- congenial or like-minded; likable.
“Good evening, gentlemen,” I say as I set sourdough bread down on the seemingly full table. “It looks like you are set on drinks?” I have three other new tables and am trying to remember the drink order from table 17. Table 14 needs bread. More water on table 18. Did I give the specials on 17 yet? Do we still have enough pork chops to present them as a special? Do we still have enough pork chops for me to have one for dinner?
“What is your name?” the fellow in blue asks. I snap out of my waitress trance. I hadn’t realized I neglected to do my usual introduction.
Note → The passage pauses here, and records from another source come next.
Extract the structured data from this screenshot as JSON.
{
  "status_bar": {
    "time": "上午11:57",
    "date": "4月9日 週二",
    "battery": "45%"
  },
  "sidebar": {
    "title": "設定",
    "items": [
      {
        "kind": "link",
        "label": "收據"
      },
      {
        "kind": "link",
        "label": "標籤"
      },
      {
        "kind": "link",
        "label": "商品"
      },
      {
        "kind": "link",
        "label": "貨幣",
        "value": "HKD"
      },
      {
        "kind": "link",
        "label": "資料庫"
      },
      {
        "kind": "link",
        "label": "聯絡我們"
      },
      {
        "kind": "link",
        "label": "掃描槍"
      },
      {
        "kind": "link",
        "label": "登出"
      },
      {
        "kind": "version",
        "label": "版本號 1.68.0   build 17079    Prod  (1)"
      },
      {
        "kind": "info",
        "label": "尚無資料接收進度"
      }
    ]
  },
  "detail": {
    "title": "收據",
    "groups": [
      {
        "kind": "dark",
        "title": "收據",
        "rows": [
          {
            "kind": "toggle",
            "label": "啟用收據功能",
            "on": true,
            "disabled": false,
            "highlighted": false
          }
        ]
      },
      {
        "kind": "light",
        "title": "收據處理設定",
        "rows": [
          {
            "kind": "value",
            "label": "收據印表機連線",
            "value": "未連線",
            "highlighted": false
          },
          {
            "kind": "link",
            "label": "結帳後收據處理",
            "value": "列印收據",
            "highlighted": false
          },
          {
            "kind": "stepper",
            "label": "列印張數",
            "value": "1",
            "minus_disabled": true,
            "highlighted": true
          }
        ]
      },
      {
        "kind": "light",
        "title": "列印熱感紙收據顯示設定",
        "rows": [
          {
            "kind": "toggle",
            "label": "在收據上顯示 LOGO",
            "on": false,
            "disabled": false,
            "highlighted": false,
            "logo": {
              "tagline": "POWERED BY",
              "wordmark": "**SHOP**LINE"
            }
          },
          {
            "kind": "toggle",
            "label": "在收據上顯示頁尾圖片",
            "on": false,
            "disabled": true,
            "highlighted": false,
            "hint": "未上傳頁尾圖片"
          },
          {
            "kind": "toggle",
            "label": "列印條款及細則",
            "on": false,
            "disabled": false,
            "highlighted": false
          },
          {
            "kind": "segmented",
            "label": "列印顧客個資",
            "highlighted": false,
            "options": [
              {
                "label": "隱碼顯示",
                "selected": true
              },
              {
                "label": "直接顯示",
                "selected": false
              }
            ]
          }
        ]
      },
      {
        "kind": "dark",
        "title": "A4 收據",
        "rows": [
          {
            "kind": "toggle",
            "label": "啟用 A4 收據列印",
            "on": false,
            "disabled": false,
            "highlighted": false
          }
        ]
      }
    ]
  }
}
I turn to the man in blue and look him in the eye and breathe a deep breath. Be present. Don’t forget the Tito’s soda with a lemon wedge for table 17. But be present.
“I’m Beth. What is your name?”
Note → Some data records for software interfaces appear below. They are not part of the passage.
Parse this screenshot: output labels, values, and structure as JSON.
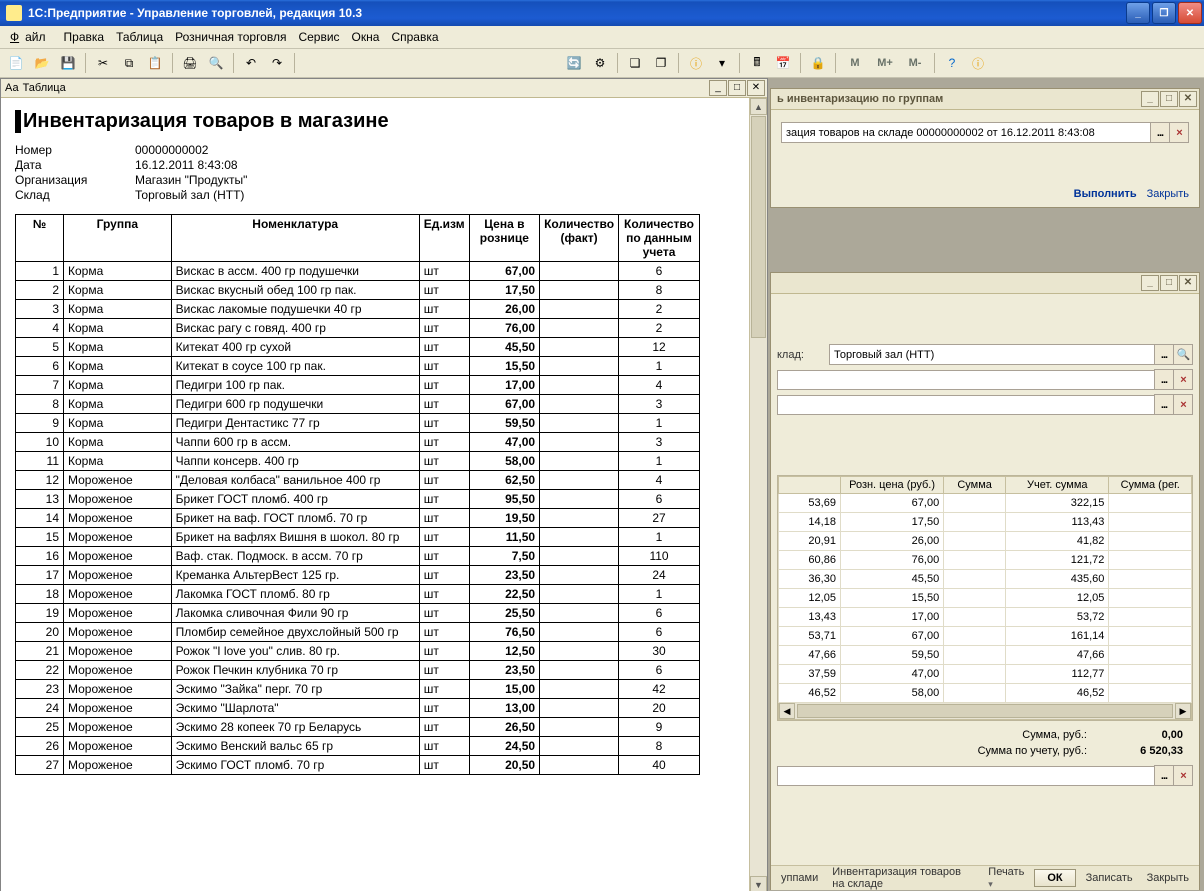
{
  "app": {
    "title": "1С:Предприятие - Управление торговлей, редакция 10.3"
  },
  "menu": {
    "items": [
      "Файл",
      "Правка",
      "Таблица",
      "Розничная торговля",
      "Сервис",
      "Окна",
      "Справка"
    ]
  },
  "toolbar": {
    "m_label": "М",
    "mplus_label": "М+",
    "mminus_label": "М-"
  },
  "doc": {
    "tab_label": "Таблица",
    "title": "Инвентаризация товаров в магазине",
    "info": {
      "number_label": "Номер",
      "number": "00000000002",
      "date_label": "Дата",
      "date": "16.12.2011 8:43:08",
      "org_label": "Организация",
      "org": "Магазин \"Продукты\"",
      "store_label": "Склад",
      "store": "Торговый зал (НТТ)"
    },
    "columns": [
      "№",
      "Группа",
      "Номенклатура",
      "Ед.изм",
      "Цена в рознице",
      "Количество (факт)",
      "Количество по данным учета"
    ],
    "rows": [
      {
        "n": 1,
        "g": "Корма",
        "nom": "Вискас в ассм. 400 гр подушечки",
        "u": "шт",
        "price": "67,00",
        "fact": "",
        "acc": "6"
      },
      {
        "n": 2,
        "g": "Корма",
        "nom": "Вискас вкусный обед 100 гр пак.",
        "u": "шт",
        "price": "17,50",
        "fact": "",
        "acc": "8"
      },
      {
        "n": 3,
        "g": "Корма",
        "nom": "Вискас лакомые подушечки 40 гр",
        "u": "шт",
        "price": "26,00",
        "fact": "",
        "acc": "2"
      },
      {
        "n": 4,
        "g": "Корма",
        "nom": "Вискас рагу с говяд. 400 гр",
        "u": "шт",
        "price": "76,00",
        "fact": "",
        "acc": "2"
      },
      {
        "n": 5,
        "g": "Корма",
        "nom": "Китекат 400 гр сухой",
        "u": "шт",
        "price": "45,50",
        "fact": "",
        "acc": "12"
      },
      {
        "n": 6,
        "g": "Корма",
        "nom": "Китекат в соусе 100 гр пак.",
        "u": "шт",
        "price": "15,50",
        "fact": "",
        "acc": "1"
      },
      {
        "n": 7,
        "g": "Корма",
        "nom": "Педигри 100 гр пак.",
        "u": "шт",
        "price": "17,00",
        "fact": "",
        "acc": "4"
      },
      {
        "n": 8,
        "g": "Корма",
        "nom": "Педигри 600 гр подушечки",
        "u": "шт",
        "price": "67,00",
        "fact": "",
        "acc": "3"
      },
      {
        "n": 9,
        "g": "Корма",
        "nom": "Педигри Дентастикс 77 гр",
        "u": "шт",
        "price": "59,50",
        "fact": "",
        "acc": "1"
      },
      {
        "n": 10,
        "g": "Корма",
        "nom": "Чаппи 600 гр в ассм.",
        "u": "шт",
        "price": "47,00",
        "fact": "",
        "acc": "3"
      },
      {
        "n": 11,
        "g": "Корма",
        "nom": "Чаппи консерв. 400 гр",
        "u": "шт",
        "price": "58,00",
        "fact": "",
        "acc": "1"
      },
      {
        "n": 12,
        "g": "Мороженое",
        "nom": "\"Деловая колбаса\" ванильное 400 гр",
        "u": "шт",
        "price": "62,50",
        "fact": "",
        "acc": "4"
      },
      {
        "n": 13,
        "g": "Мороженое",
        "nom": "Брикет ГОСТ пломб. 400 гр",
        "u": "шт",
        "price": "95,50",
        "fact": "",
        "acc": "6"
      },
      {
        "n": 14,
        "g": "Мороженое",
        "nom": "Брикет на ваф. ГОСТ пломб. 70 гр",
        "u": "шт",
        "price": "19,50",
        "fact": "",
        "acc": "27"
      },
      {
        "n": 15,
        "g": "Мороженое",
        "nom": "Брикет на вафлях Вишня в шокол. 80 гр",
        "u": "шт",
        "price": "11,50",
        "fact": "",
        "acc": "1"
      },
      {
        "n": 16,
        "g": "Мороженое",
        "nom": "Ваф. стак. Подмоск. в ассм. 70 гр",
        "u": "шт",
        "price": "7,50",
        "fact": "",
        "acc": "110"
      },
      {
        "n": 17,
        "g": "Мороженое",
        "nom": "Креманка АльтерВест 125 гр.",
        "u": "шт",
        "price": "23,50",
        "fact": "",
        "acc": "24"
      },
      {
        "n": 18,
        "g": "Мороженое",
        "nom": "Лакомка ГОСТ пломб. 80 гр",
        "u": "шт",
        "price": "22,50",
        "fact": "",
        "acc": "1"
      },
      {
        "n": 19,
        "g": "Мороженое",
        "nom": "Лакомка сливочная Фили 90 гр",
        "u": "шт",
        "price": "25,50",
        "fact": "",
        "acc": "6"
      },
      {
        "n": 20,
        "g": "Мороженое",
        "nom": "Пломбир семейное двухслойный 500 гр",
        "u": "шт",
        "price": "76,50",
        "fact": "",
        "acc": "6"
      },
      {
        "n": 21,
        "g": "Мороженое",
        "nom": "Рожок \"I love you\" слив. 80 гр.",
        "u": "шт",
        "price": "12,50",
        "fact": "",
        "acc": "30"
      },
      {
        "n": 22,
        "g": "Мороженое",
        "nom": "Рожок Печкин клубника 70 гр",
        "u": "шт",
        "price": "23,50",
        "fact": "",
        "acc": "6"
      },
      {
        "n": 23,
        "g": "Мороженое",
        "nom": "Эскимо \"Зайка\" перг. 70 гр",
        "u": "шт",
        "price": "15,00",
        "fact": "",
        "acc": "42"
      },
      {
        "n": 24,
        "g": "Мороженое",
        "nom": "Эскимо \"Шарлота\"",
        "u": "шт",
        "price": "13,00",
        "fact": "",
        "acc": "20"
      },
      {
        "n": 25,
        "g": "Мороженое",
        "nom": "Эскимо 28 копеек 70 гр Беларусь",
        "u": "шт",
        "price": "26,50",
        "fact": "",
        "acc": "9"
      },
      {
        "n": 26,
        "g": "Мороженое",
        "nom": "Эскимо Венский вальс 65 гр",
        "u": "шт",
        "price": "24,50",
        "fact": "",
        "acc": "8"
      },
      {
        "n": 27,
        "g": "Мороженое",
        "nom": "Эскимо ГОСТ пломб. 70 гр",
        "u": "шт",
        "price": "20,50",
        "fact": "",
        "acc": "40"
      }
    ]
  },
  "dlg1": {
    "title_suffix": "ь инвентаризацию по группам",
    "value_prefix": "зация товаров на складе 00000000002 от 16.12.2011 8:43:08",
    "execute": "Выполнить",
    "close": "Закрыть"
  },
  "dlg2": {
    "store_label": "клад:",
    "store_value": "Торговый зал (НТТ)",
    "grid_columns": [
      "",
      "Розн. цена (руб.)",
      "Сумма",
      "Учет. сумма",
      "Сумма (рег."
    ],
    "grid_rows": [
      {
        "c1": "53,69",
        "c2": "67,00",
        "c3": "",
        "c4": "322,15",
        "c5": ""
      },
      {
        "c1": "14,18",
        "c2": "17,50",
        "c3": "",
        "c4": "113,43",
        "c5": ""
      },
      {
        "c1": "20,91",
        "c2": "26,00",
        "c3": "",
        "c4": "41,82",
        "c5": ""
      },
      {
        "c1": "60,86",
        "c2": "76,00",
        "c3": "",
        "c4": "121,72",
        "c5": ""
      },
      {
        "c1": "36,30",
        "c2": "45,50",
        "c3": "",
        "c4": "435,60",
        "c5": ""
      },
      {
        "c1": "12,05",
        "c2": "15,50",
        "c3": "",
        "c4": "12,05",
        "c5": ""
      },
      {
        "c1": "13,43",
        "c2": "17,00",
        "c3": "",
        "c4": "53,72",
        "c5": ""
      },
      {
        "c1": "53,71",
        "c2": "67,00",
        "c3": "",
        "c4": "161,14",
        "c5": ""
      },
      {
        "c1": "47,66",
        "c2": "59,50",
        "c3": "",
        "c4": "47,66",
        "c5": ""
      },
      {
        "c1": "37,59",
        "c2": "47,00",
        "c3": "",
        "c4": "112,77",
        "c5": ""
      },
      {
        "c1": "46,52",
        "c2": "58,00",
        "c3": "",
        "c4": "46,52",
        "c5": ""
      }
    ],
    "sum_label": "Сумма, руб.:",
    "sum_value": "0,00",
    "sum_acc_label": "Сумма по учету, руб.:",
    "sum_acc_value": "6 520,33",
    "footer": {
      "groups": "уппами",
      "inv": "Инвентаризация товаров на складе",
      "print": "Печать",
      "ok": "ОК",
      "save": "Записать",
      "close": "Закрыть"
    }
  }
}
He laughs, “Are you serious?”
I assure him I am and learn his name is Rich. I quickly learn he is a feisty sarcastic man and he and his three friends are simpatico to the core. They make eye contact, call me by name, ask questions about my life, seem interested in the answers, and are extremely witty. They remind me of my poker pals back home and I’m instantly comfortable joking around with them.
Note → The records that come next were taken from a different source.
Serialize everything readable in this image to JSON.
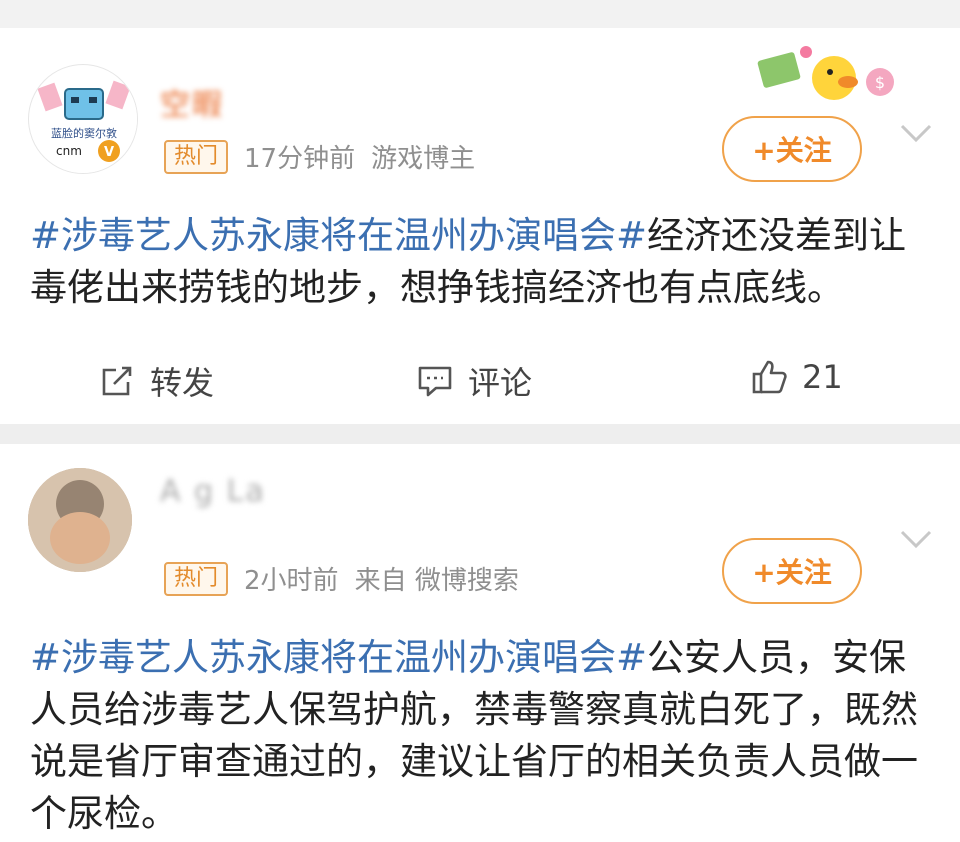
{
  "posts": [
    {
      "username": "空暇",
      "badge": "热门",
      "time": "17分钟前",
      "source": "游戏博主",
      "follow_label": "+关注",
      "avatar_text": "蓝脸的窦尔敦",
      "avatar_sub": "cnm",
      "hashtag": "#涉毒艺人苏永康将在温州办演唱会#",
      "body": "经济还没差到让毒佬出来捞钱的地步，想挣钱搞经济也有点底线。",
      "actions": {
        "repost": "转发",
        "comment": "评论",
        "like": "21"
      }
    },
    {
      "username": "A g La",
      "badge": "热门",
      "time": "2小时前",
      "source": "来自 微博搜索",
      "follow_label": "+关注",
      "hashtag": "#涉毒艺人苏永康将在温州办演唱会#",
      "body": "公安人员，安保人员给涉毒艺人保驾护航，禁毒警察真就白死了，既然说是省厅审查通过的，建议让省厅的相关负责人员做一个尿检。"
    }
  ],
  "icons": {
    "repost": "edit-share-icon",
    "comment": "comment-bubble-icon",
    "like": "thumbs-up-icon",
    "more": "chevron-down-icon",
    "verified": "verified-v-icon"
  },
  "colors": {
    "accent": "#f08a2a",
    "hashtag": "#3b6fb1",
    "hot_badge": "#e38b2c"
  }
}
Somehow we start talking about my book about making friends as an adult. They have a wealth of knowledge and snarky remarks. I wish I had time to write more of them down. Rich asks if I need an editor.
“Oh, are you an editor?”
I give him my email address anyway.
“Send me an email and then I’ll have your email address. That is how that works,” I say.
“Oh, is it? Can you write that down for me?” he quips back.
They start to joke about ordering a mud pie to celebrate Rich’s recent Medicare eligibility. I laugh.
“Why is that funny?” he asks, as if he is offended.
“Because you look far too young to be on Medicare.”
“Oh, Beth, you’ve got this friend-making thing down.”
Simpatico folks make it awfully easy.